The chapters in this book were originally published in the International Journal of Philosophical Studies.

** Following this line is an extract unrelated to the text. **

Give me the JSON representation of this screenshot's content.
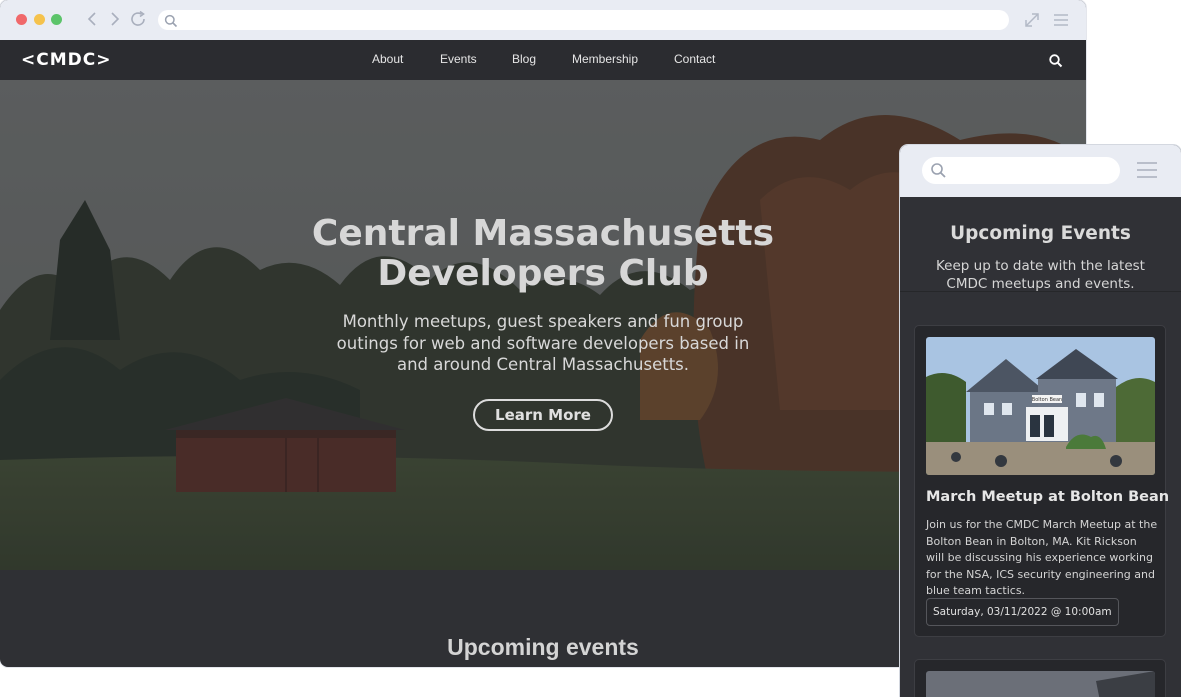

Introduction Maria Baghramian Section 1: The Many Kinds of Relativism 1. Relativism, Standards and Aesthetic Judgements James O. Young 2. Relativism and our warrant for scientific theories Paul Faulkner 3. Indexical Relativism versus Genuine Relativism Max Kölbel 4. The Many Relativisms and the Question of Disagreement Dan López de Sa 5. How to Spell Out Genuine Relativism and How to Defend Indexical Relativism Max Kölbel Section II: Motivating Relativism 6. Cross-cultural Understanding: its Philosophical and Anthropological Problems Christoph Jamme 7. Intuition, Revelation, and Relativism Steven D. Hales 8. The Untruth in Relativism Christopher A. Dustin 9. Relativism and Reflexivity Robert Lockie 10. Iterated Non‐Refutation: Robert Lockie on Relativism Anders Tolland 11. Response to Anders Tolland's ‘Iterated Non‐Refutation: Robert Lockie on Relativism’ Robert Lockie Section III: Wittgenstein’s Relativism 12. Relativism and the Abolition of the Other Simon Blackburn 13. Wittgenstein and Relativism Paul O’Grady 14. Religion, Relativism, and Wittgenstein’s Naturalism Bob Plant 15. On Epistemic and Moral Certainty: A Wittgensteinian Approach Michael Kober 16. Filling Out the Picture: Wittgenstein on Differences and Alternatives Tracy Bowell